** Exercise requirements **
Your task is to print every entry below exactly as given.

*** Opening Task data ***

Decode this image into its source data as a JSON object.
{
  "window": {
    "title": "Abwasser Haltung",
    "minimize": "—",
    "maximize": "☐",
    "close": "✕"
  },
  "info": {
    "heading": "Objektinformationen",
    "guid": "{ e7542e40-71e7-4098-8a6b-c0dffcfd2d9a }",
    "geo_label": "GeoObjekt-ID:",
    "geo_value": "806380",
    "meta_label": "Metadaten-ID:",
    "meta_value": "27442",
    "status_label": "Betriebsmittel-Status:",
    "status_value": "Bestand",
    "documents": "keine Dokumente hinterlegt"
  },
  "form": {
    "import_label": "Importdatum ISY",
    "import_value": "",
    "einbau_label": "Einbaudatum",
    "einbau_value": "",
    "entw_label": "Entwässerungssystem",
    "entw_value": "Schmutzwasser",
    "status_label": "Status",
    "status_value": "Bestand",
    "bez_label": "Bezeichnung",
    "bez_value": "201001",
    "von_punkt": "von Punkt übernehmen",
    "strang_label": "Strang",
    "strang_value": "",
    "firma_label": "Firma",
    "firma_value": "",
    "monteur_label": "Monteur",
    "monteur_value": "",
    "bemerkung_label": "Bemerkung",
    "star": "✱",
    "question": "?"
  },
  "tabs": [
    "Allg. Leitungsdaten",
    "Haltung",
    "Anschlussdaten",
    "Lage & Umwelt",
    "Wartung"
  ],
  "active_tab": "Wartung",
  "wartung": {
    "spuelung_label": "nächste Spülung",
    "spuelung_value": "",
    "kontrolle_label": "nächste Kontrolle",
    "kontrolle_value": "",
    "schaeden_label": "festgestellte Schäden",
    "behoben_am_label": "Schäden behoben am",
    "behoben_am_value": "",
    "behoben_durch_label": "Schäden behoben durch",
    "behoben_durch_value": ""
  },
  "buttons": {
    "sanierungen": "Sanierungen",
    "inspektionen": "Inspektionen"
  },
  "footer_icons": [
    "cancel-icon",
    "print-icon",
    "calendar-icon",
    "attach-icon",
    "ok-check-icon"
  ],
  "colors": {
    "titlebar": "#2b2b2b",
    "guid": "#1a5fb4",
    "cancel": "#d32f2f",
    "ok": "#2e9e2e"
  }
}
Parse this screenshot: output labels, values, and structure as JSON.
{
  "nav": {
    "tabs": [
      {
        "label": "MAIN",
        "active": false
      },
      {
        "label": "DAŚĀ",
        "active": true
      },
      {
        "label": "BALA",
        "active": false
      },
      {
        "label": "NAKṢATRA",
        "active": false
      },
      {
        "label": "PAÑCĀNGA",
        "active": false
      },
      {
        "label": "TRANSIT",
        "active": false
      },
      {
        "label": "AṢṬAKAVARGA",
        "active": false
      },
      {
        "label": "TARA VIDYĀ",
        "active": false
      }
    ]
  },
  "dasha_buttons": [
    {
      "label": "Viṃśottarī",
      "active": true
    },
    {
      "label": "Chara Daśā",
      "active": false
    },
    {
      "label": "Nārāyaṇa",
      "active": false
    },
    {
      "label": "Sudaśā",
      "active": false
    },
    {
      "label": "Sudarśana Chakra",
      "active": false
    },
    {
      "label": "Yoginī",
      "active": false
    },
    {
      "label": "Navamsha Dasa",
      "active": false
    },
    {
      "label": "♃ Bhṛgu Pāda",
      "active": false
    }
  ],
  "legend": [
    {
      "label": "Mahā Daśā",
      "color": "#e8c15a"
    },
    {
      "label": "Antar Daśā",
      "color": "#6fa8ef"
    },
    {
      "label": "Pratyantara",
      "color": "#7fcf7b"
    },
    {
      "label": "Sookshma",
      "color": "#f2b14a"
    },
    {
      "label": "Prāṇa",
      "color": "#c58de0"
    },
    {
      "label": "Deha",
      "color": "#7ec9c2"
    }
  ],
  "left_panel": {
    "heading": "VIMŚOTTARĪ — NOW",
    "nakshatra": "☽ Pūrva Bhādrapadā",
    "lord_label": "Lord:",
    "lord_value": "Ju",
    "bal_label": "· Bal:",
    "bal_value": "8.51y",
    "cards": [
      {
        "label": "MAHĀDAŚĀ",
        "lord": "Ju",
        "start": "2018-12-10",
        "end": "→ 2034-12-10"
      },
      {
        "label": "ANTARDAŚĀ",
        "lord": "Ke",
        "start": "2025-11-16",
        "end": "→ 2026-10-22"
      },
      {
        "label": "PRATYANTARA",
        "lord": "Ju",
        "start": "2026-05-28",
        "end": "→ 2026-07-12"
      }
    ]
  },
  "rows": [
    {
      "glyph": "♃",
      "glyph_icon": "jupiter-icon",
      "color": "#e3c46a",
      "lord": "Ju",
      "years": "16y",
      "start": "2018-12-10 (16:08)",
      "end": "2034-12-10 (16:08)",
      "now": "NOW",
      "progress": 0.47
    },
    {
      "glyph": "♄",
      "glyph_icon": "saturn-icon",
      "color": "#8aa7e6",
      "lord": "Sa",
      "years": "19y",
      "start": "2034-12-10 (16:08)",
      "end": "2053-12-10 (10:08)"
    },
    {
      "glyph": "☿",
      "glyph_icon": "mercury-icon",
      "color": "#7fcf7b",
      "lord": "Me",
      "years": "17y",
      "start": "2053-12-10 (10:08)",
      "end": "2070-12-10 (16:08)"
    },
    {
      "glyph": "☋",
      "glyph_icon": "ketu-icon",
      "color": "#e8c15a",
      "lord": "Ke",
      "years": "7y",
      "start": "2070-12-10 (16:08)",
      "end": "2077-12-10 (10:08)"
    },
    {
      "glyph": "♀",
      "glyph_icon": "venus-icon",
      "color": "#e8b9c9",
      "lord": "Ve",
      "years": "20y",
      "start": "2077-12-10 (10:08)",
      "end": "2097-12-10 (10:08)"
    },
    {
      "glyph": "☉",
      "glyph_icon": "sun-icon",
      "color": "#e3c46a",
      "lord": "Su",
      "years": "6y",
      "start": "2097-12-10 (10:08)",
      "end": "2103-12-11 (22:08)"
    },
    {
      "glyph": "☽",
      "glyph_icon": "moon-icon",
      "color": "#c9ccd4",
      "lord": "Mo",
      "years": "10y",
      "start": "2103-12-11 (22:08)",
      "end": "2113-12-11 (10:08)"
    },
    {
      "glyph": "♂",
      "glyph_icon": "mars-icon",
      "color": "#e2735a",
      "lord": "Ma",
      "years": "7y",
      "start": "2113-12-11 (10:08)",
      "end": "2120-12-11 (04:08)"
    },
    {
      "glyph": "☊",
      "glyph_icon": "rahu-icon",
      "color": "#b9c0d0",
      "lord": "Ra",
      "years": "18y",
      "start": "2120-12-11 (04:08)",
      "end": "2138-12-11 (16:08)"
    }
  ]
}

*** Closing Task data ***

** Exercise result **
Decode this image into its source data as a JSON object.
{
  "window": {
    "title": "Abwasser Haltung",
    "minimize": "—",
    "maximize": "☐",
    "close": "✕"
  },
  "info": {
    "heading": "Objektinformationen",
    "guid": "{ e7542e40-71e7-4098-8a6b-c0dffcfd2d9a }",
    "geo_label": "GeoObjekt-ID:",
    "geo_value": "806380",
    "meta_label": "Metadaten-ID:",
    "meta_value": "27442",
    "status_label": "Betriebsmittel-Status:",
    "status_value": "Bestand",
    "documents": "keine Dokumente hinterlegt"
  },
  "form": {
    "import_label": "Importdatum ISY",
    "import_value": "",
    "einbau_label": "Einbaudatum",
    "einbau_value": "",
    "entw_label": "Entwässerungssystem",
    "entw_value": "Schmutzwasser",
    "status_label": "Status",
    "status_value": "Bestand",
    "bez_label": "Bezeichnung",
    "bez_value": "201001",
    "von_punkt": "von Punkt übernehmen",
    "strang_label": "Strang",
    "strang_value": "",
    "firma_label": "Firma",
    "firma_value": "",
    "monteur_label": "Monteur",
    "monteur_value": "",
    "bemerkung_label": "Bemerkung",
    "star": "✱",
    "question": "?"
  },
  "tabs": [
    "Allg. Leitungsdaten",
    "Haltung",
    "Anschlussdaten",
    "Lage & Umwelt",
    "Wartung"
  ],
  "active_tab": "Wartung",
  "wartung": {
    "spuelung_label": "nächste Spülung",
    "spuelung_value": "",
    "kontrolle_label": "nächste Kontrolle",
    "kontrolle_value": "",
    "schaeden_label": "festgestellte Schäden",
    "behoben_am_label": "Schäden behoben am",
    "behoben_am_value": "",
    "behoben_durch_label": "Schäden behoben durch",
    "behoben_durch_value": ""
  },
  "buttons": {
    "sanierungen": "Sanierungen",
    "inspektionen": "Inspektionen"
  },
  "footer_icons": [
    "cancel-icon",
    "print-icon",
    "calendar-icon",
    "attach-icon",
    "ok-check-icon"
  ],
  "colors": {
    "titlebar": "#2b2b2b",
    "guid": "#1a5fb4",
    "cancel": "#d32f2f",
    "ok": "#2e9e2e"
  }
}
Parse this screenshot: output labels, values, and structure as JSON.
{
  "nav": {
    "tabs": [
      {
        "label": "MAIN",
        "active": false
      },
      {
        "label": "DAŚĀ",
        "active": true
      },
      {
        "label": "BALA",
        "active": false
      },
      {
        "label": "NAKṢATRA",
        "active": false
      },
      {
        "label": "PAÑCĀNGA",
        "active": false
      },
      {
        "label": "TRANSIT",
        "active": false
      },
      {
        "label": "AṢṬAKAVARGA",
        "active": false
      },
      {
        "label": "TARA VIDYĀ",
        "active": false
      }
    ]
  },
  "dasha_buttons": [
    {
      "label": "Viṃśottarī",
      "active": true
    },
    {
      "label": "Chara Daśā",
      "active": false
    },
    {
      "label": "Nārāyaṇa",
      "active": false
    },
    {
      "label": "Sudaśā",
      "active": false
    },
    {
      "label": "Sudarśana Chakra",
      "active": false
    },
    {
      "label": "Yoginī",
      "active": false
    },
    {
      "label": "Navamsha Dasa",
      "active": false
    },
    {
      "label": "♃ Bhṛgu Pāda",
      "active": false
    }
  ],
  "legend": [
    {
      "label": "Mahā Daśā",
      "color": "#e8c15a"
    },
    {
      "label": "Antar Daśā",
      "color": "#6fa8ef"
    },
    {
      "label": "Pratyantara",
      "color": "#7fcf7b"
    },
    {
      "label": "Sookshma",
      "color": "#f2b14a"
    },
    {
      "label": "Prāṇa",
      "color": "#c58de0"
    },
    {
      "label": "Deha",
      "color": "#7ec9c2"
    }
  ],
  "left_panel": {
    "heading": "VIMŚOTTARĪ — NOW",
    "nakshatra": "☽ Pūrva Bhādrapadā",
    "lord_label": "Lord:",
    "lord_value": "Ju",
    "bal_label": "· Bal:",
    "bal_value": "8.51y",
    "cards": [
      {
        "label": "MAHĀDAŚĀ",
        "lord": "Ju",
        "start": "2018-12-10",
        "end": "→ 2034-12-10"
      },
      {
        "label": "ANTARDAŚĀ",
        "lord": "Ke",
        "start": "2025-11-16",
        "end": "→ 2026-10-22"
      },
      {
        "label": "PRATYANTARA",
        "lord": "Ju",
        "start": "2026-05-28",
        "end": "→ 2026-07-12"
      }
    ]
  },
  "rows": [
    {
      "glyph": "♃",
      "glyph_icon": "jupiter-icon",
      "color": "#e3c46a",
      "lord": "Ju",
      "years": "16y",
      "start": "2018-12-10 (16:08)",
      "end": "2034-12-10 (16:08)",
      "now": "NOW",
      "progress": 0.47
    },
    {
      "glyph": "♄",
      "glyph_icon": "saturn-icon",
      "color": "#8aa7e6",
      "lord": "Sa",
      "years": "19y",
      "start": "2034-12-10 (16:08)",
      "end": "2053-12-10 (10:08)"
    },
    {
      "glyph": "☿",
      "glyph_icon": "mercury-icon",
      "color": "#7fcf7b",
      "lord": "Me",
      "years": "17y",
      "start": "2053-12-10 (10:08)",
      "end": "2070-12-10 (16:08)"
    },
    {
      "glyph": "☋",
      "glyph_icon": "ketu-icon",
      "color": "#e8c15a",
      "lord": "Ke",
      "years": "7y",
      "start": "2070-12-10 (16:08)",
      "end": "2077-12-10 (10:08)"
    },
    {
      "glyph": "♀",
      "glyph_icon": "venus-icon",
      "color": "#e8b9c9",
      "lord": "Ve",
      "years": "20y",
      "start": "2077-12-10 (10:08)",
      "end": "2097-12-10 (10:08)"
    },
    {
      "glyph": "☉",
      "glyph_icon": "sun-icon",
      "color": "#e3c46a",
      "lord": "Su",
      "years": "6y",
      "start": "2097-12-10 (10:08)",
      "end": "2103-12-11 (22:08)"
    },
    {
      "glyph": "☽",
      "glyph_icon": "moon-icon",
      "color": "#c9ccd4",
      "lord": "Mo",
      "years": "10y",
      "start": "2103-12-11 (22:08)",
      "end": "2113-12-11 (10:08)"
    },
    {
      "glyph": "♂",
      "glyph_icon": "mars-icon",
      "color": "#e2735a",
      "lord": "Ma",
      "years": "7y",
      "start": "2113-12-11 (10:08)",
      "end": "2120-12-11 (04:08)"
    },
    {
      "glyph": "☊",
      "glyph_icon": "rahu-icon",
      "color": "#b9c0d0",
      "lord": "Ra",
      "years": "18y",
      "start": "2120-12-11 (04:08)",
      "end": "2138-12-11 (16:08)"
    }
  ]
}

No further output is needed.